Charities could be facing a serious drop in donations next year if the Republican tax bill passes, according to a memo from the Joint Committee on Taxation obtained by Jim Tankersley of The New York Times. The main culprit is the proposed increase in the standard deduction, which would result in fewer taxpayers taking itemized deductions.

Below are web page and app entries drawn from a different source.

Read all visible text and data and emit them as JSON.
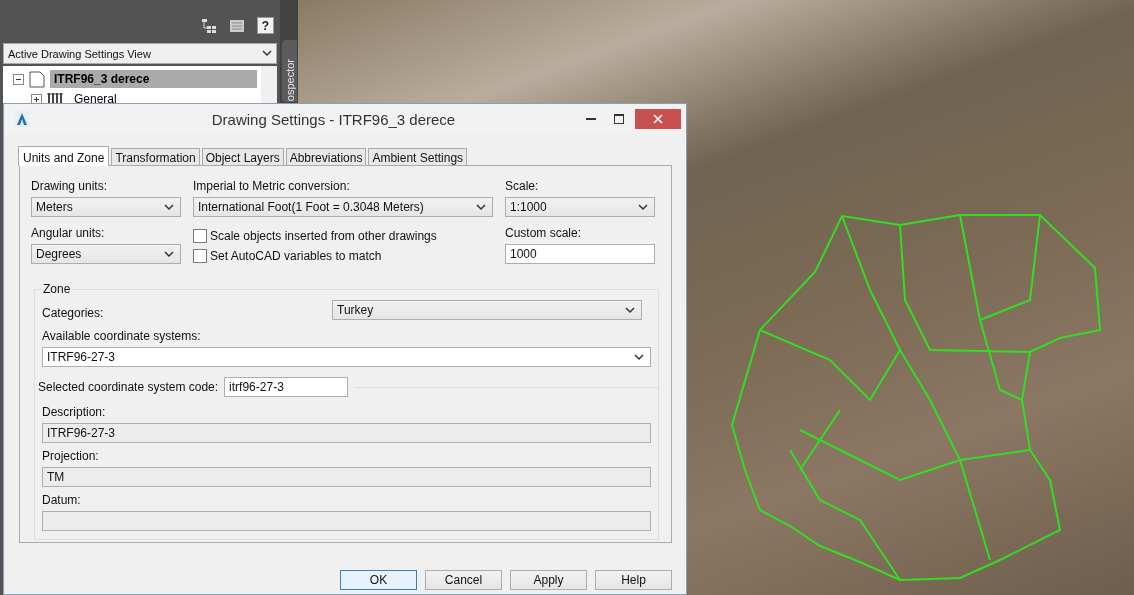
{
  "toolspace": {
    "help_button": "?",
    "view_selector": "Active Drawing Settings View",
    "side_tab": "ospector",
    "tree": [
      {
        "label": "ITRF96_3 derece",
        "expanded": true,
        "selected": true,
        "children": [
          {
            "label": "General",
            "expanded": false,
            "selected": false
          }
        ]
      }
    ]
  },
  "dialog": {
    "title": "Drawing Settings - ITRF96_3 derece",
    "tabs": [
      {
        "label": "Units and Zone",
        "selected": true
      },
      {
        "label": "Transformation",
        "selected": false
      },
      {
        "label": "Object Layers",
        "selected": false
      },
      {
        "label": "Abbreviations",
        "selected": false
      },
      {
        "label": "Ambient Settings",
        "selected": false
      }
    ],
    "drawing_units": {
      "label": "Drawing units:",
      "value": "Meters"
    },
    "imperial_conversion": {
      "label": "Imperial to Metric conversion:",
      "value": "International Foot(1 Foot = 0.3048 Meters)"
    },
    "scale": {
      "label": "Scale:",
      "value": "1:1000"
    },
    "angular_units": {
      "label": "Angular units:",
      "value": "Degrees"
    },
    "checkboxes": [
      {
        "label": "Scale objects inserted from other drawings",
        "checked": false
      },
      {
        "label": "Set AutoCAD variables to match",
        "checked": false
      }
    ],
    "custom_scale": {
      "label": "Custom scale:",
      "value": "1000"
    },
    "zone": {
      "title": "Zone",
      "categories": {
        "label": "Categories:",
        "value": "Turkey"
      },
      "available_systems": {
        "label": "Available coordinate systems:",
        "value": "ITRF96-27-3"
      },
      "selected_code": {
        "label": "Selected coordinate system code:",
        "value": "itrf96-27-3"
      },
      "description": {
        "label": "Description:",
        "value": "ITRF96-27-3"
      },
      "projection": {
        "label": "Projection:",
        "value": "TM"
      },
      "datum": {
        "label": "Datum:"
      }
    },
    "buttons": [
      {
        "label": "OK",
        "default": true
      },
      {
        "label": "Cancel",
        "default": false
      },
      {
        "label": "Apply",
        "default": false
      },
      {
        "label": "Help",
        "default": false
      }
    ]
  }
}
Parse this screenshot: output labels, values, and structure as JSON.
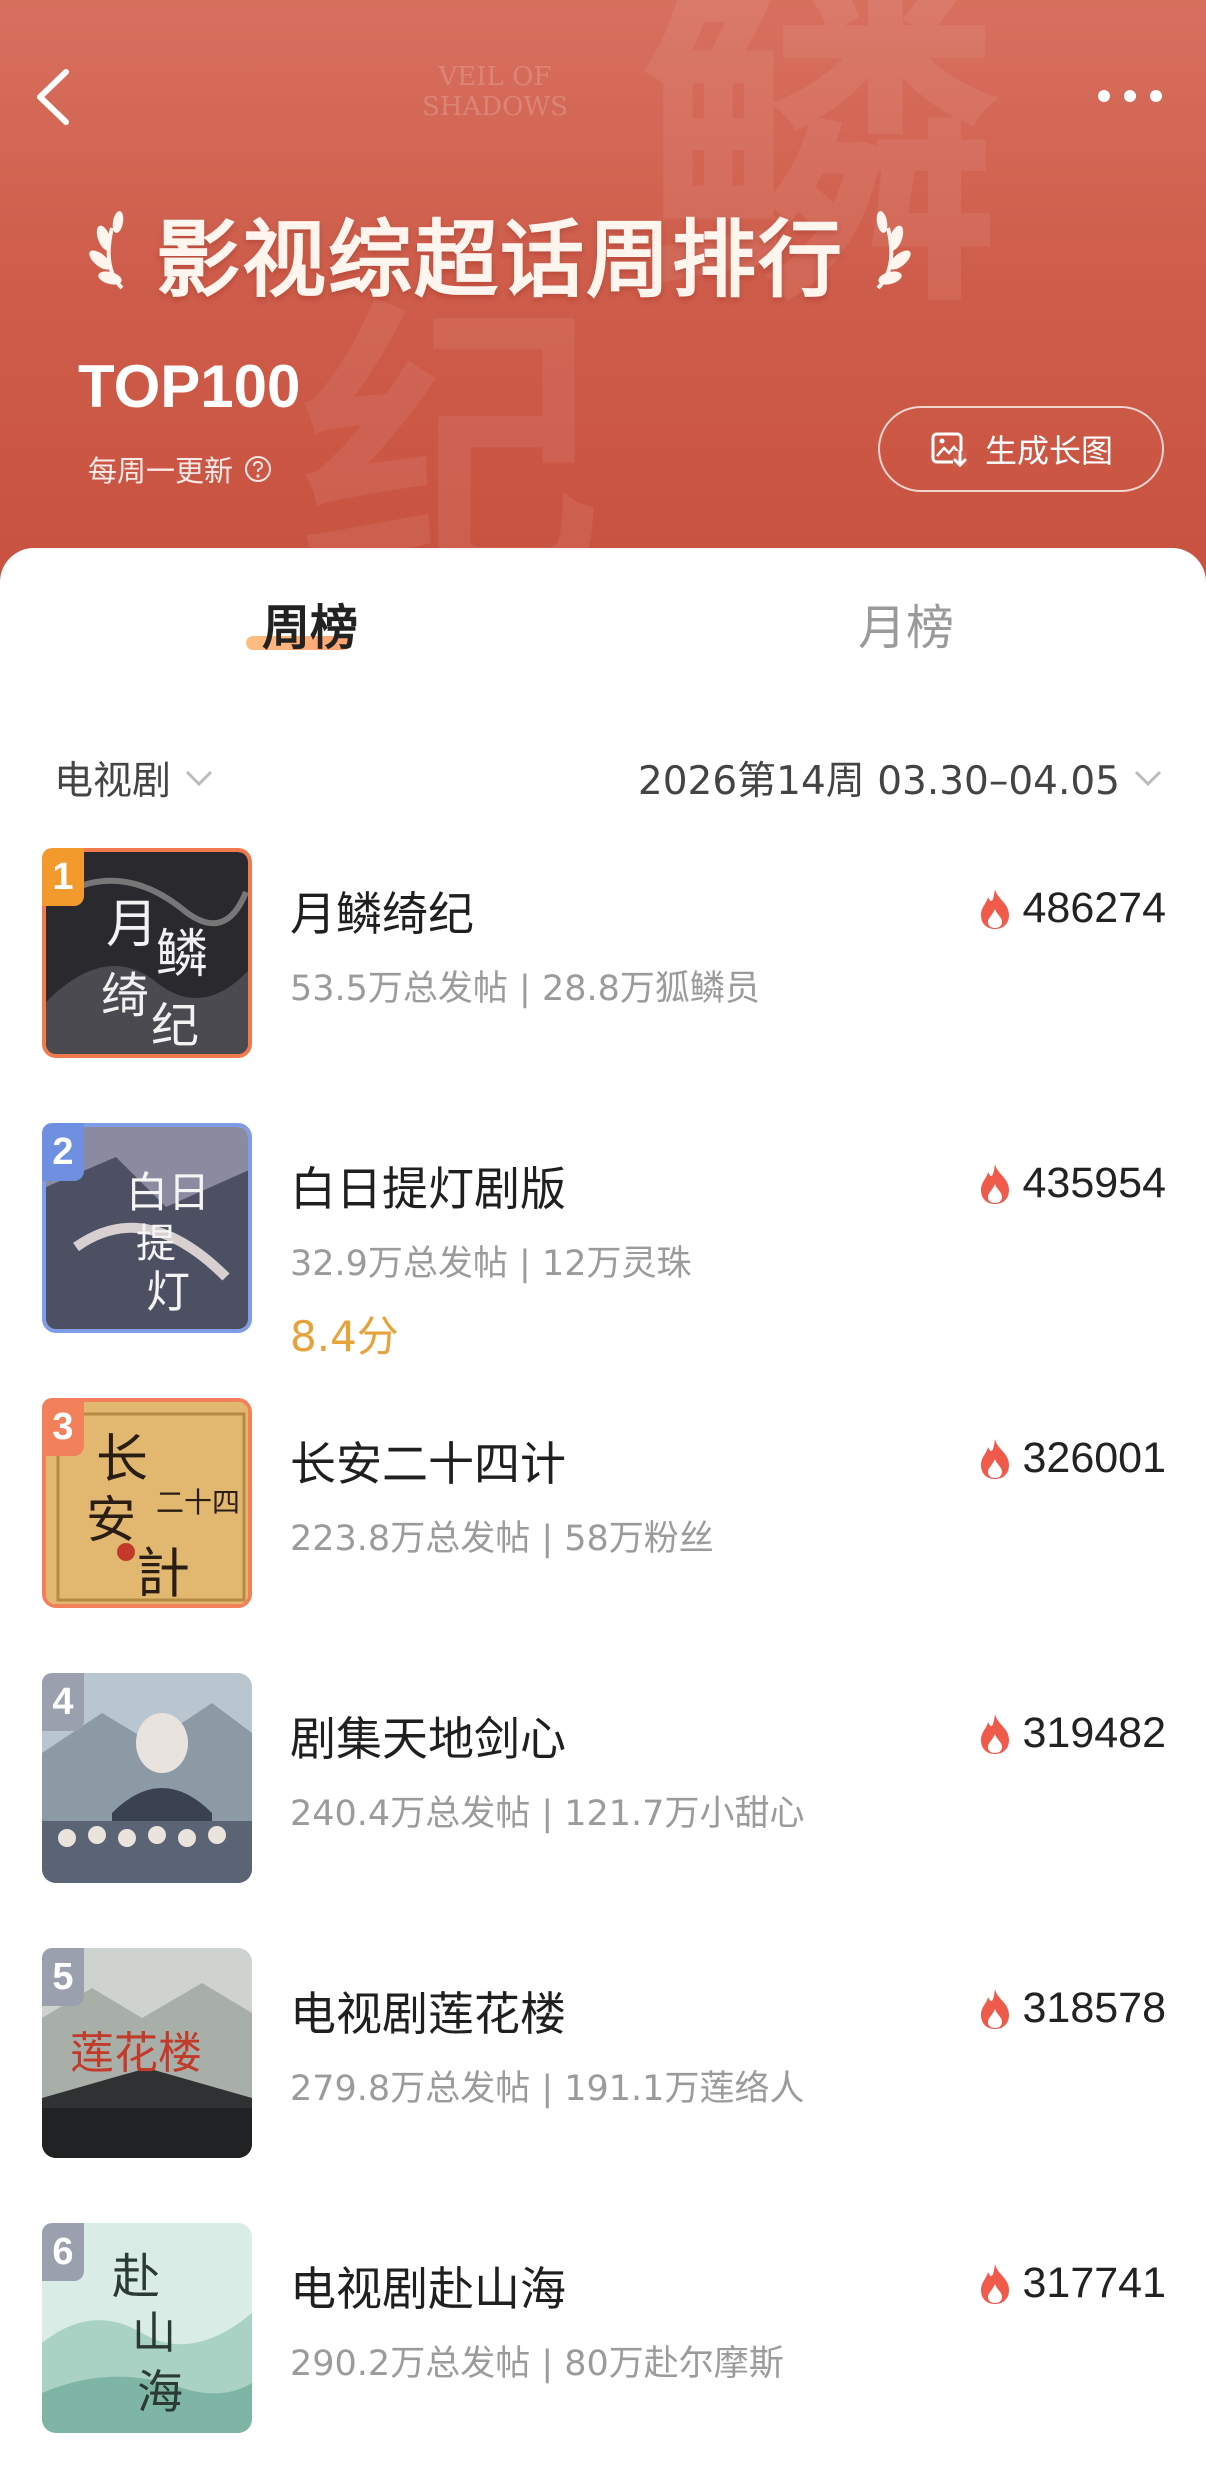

While the current version of the tax bill maintains the deduction for charitable donations, taxpayers need to itemize to take advantage of it, and charities are deeply worried that, with more people taking the standard deduction rather than itemizing, contributions will decline in both size and number. Una Osili, of the Lilly Family School of Philanthropy at Indiana University, told NPR that the GOP changes could lead to a reduction of up to $13 billion a year in charitable giving. She says that the 28 million American households that would no longer itemize aren’t going to stop donating to charity, but they’re likely to give less. Tim Delaney of the National Council of Nonprofits said this was a particularly worrisome development given the possibility that Congress may also cut social spending, placing a higher burden on charities just as donations lose some of their appeal through the tax code.
Those fears were reinforced by the JCT’s latest memo. The congressional tax scorekeeper estimates that, under current law, about 41 million donors will deduct charitable contributions of $241.1 billion next year. Under the GOP’s Tax Cuts and Jobs Act, the JCT estimates about 9.4 million donors would deduct charitable contributions of $146.3 billion.